During the 2006 dinner, three Mertens-Huber Scholars—Shahrzad Ehdaivand, a second-year medical student; Benjamin Whittam, a fourth-year student; and Gregory Sawyer, a third-year student—shared with guests how crucial scholarships are to realizing their dreams of becoming physicians and how grateful they are to the Mertens-Huber family for their support.
"The Mertens-Huber scholarship allows me the freedom to volunteer my time to the community, without worrying about how I'm going to pay for textbooks or about taking a job on the side," said Ehdaivand, who before starting the M.D. program earned an M.P.H. at Dartmouth's Center for the Evaluative Clinical Sciences.
In his remarks, Sawyer not only expressed gratitude to the Mertens-Huber family but said he's been inspired by their generosity." Having this opportunity really makes me want to give something back," he noted.
For Robert Lampman, a second-year student, scholarship support has meant having the freedom to choose a specialty that he feels passionate about rather than one based on its income potential."It means that when you pick your specialty," he said,"you're not thinking,'Can I afford [to practice] this specialty? Can I afford to be in family practice?'That's pretty incredible, to know you have options."
By the end of the evening, it was hard to tell who was more appreciative of whom: the students, who are grateful to the family that is helping to make their dreams of a life in medicine a reality, or the members of the Mertens-Huber family, who truly admire the students' hard work and sacrifices on their journey to becoming physicians.
"I'm amazed at their persistence and dedication to medicine," Jennifer Brock says of the many DMS students whom she's come to know over the years."These people will make a terrific impact on the world."
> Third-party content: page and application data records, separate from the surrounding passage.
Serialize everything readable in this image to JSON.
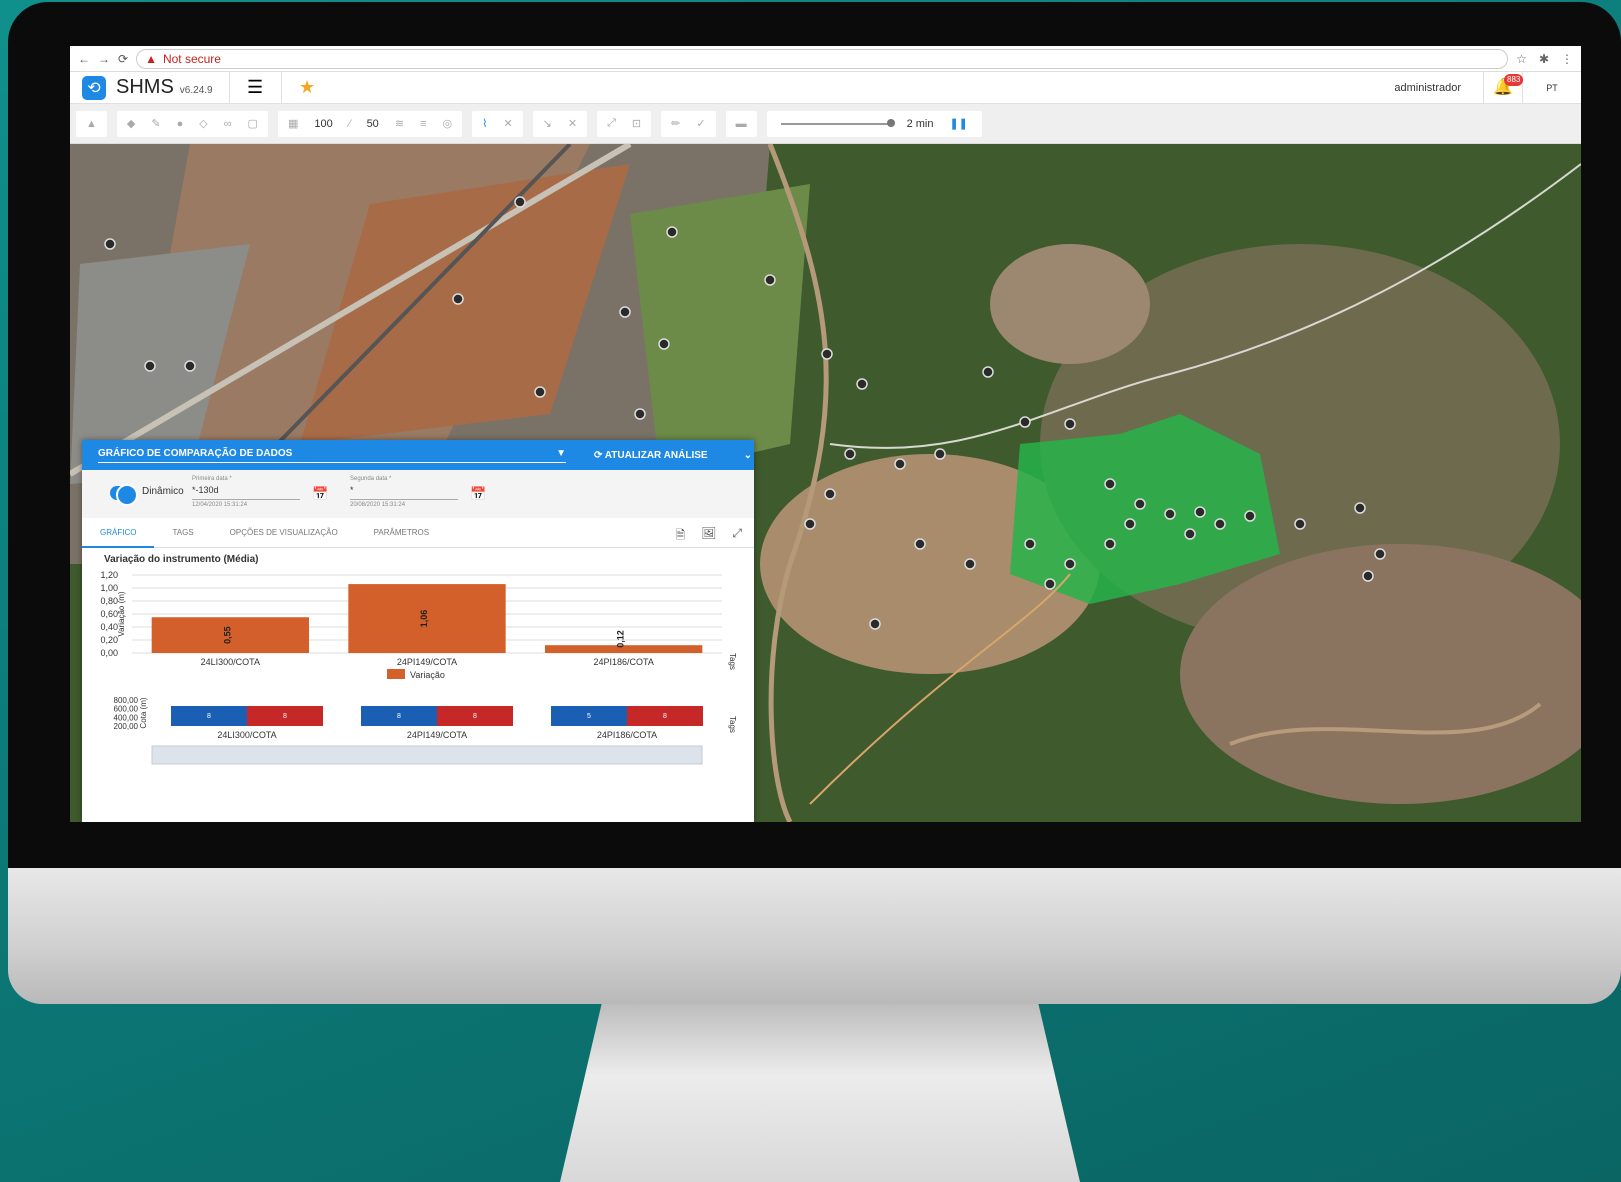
{
  "browser": {
    "security": "Not secure"
  },
  "app": {
    "name": "SHMS",
    "version": "v6.24.9",
    "user": "administrador",
    "notifications": "883",
    "lang": "PT"
  },
  "toolbar": {
    "grid_value": "100",
    "scale_value": "50",
    "refresh": "2 min"
  },
  "panel": {
    "title": "GRÁFICO DE COMPARAÇÃO DE DADOS",
    "refresh_label": "ATUALIZAR ANÁLISE",
    "dynamic_label": "Dinâmico",
    "first_date": {
      "label": "Primeira data *",
      "value": "*-130d",
      "hint": "12/04/2020 15:31:24"
    },
    "second_date": {
      "label": "Segunda data *",
      "value": "*",
      "hint": "20/08/2020 15:31:24"
    },
    "tabs": [
      "GRÁFICO",
      "TAGS",
      "OPÇÕES DE VISUALIZAÇÃO",
      "PARÂMETROS"
    ],
    "chart_title": "Variação do instrumento (Média)"
  },
  "chart_data": [
    {
      "type": "bar",
      "categories": [
        "24LI300/COTA",
        "24PI149/COTA",
        "24PI186/COTA"
      ],
      "values": [
        0.55,
        1.06,
        0.12
      ],
      "value_labels": [
        "0,55",
        "1,06",
        "0,12"
      ],
      "ylabel": "Variação (m)",
      "xlabel": "Tags",
      "ylim": [
        0,
        1.2
      ],
      "yticks": [
        "1,20",
        "1,00",
        "0,80",
        "0,60",
        "0,40",
        "0,20",
        "0,00"
      ],
      "legend": "Variação",
      "color": "#d35f2a"
    },
    {
      "type": "bar",
      "categories": [
        "24LI300/COTA",
        "24PI149/COTA",
        "24PI186/COTA"
      ],
      "ylabel": "Cota (m)",
      "xlabel": "Tags",
      "yticks": [
        "800,00",
        "600,00",
        "400,00",
        "200,00"
      ],
      "colors": [
        "#1a5fb4",
        "#c62828"
      ],
      "labels_blue": [
        "8",
        "8",
        "5"
      ],
      "labels_red": [
        "8",
        "8",
        "8"
      ]
    }
  ],
  "colors": {
    "accent": "#1e88e5",
    "bar": "#d35f2a"
  }
}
Barbra Alan is assistant director of development communications for the Medical School and Medical Center.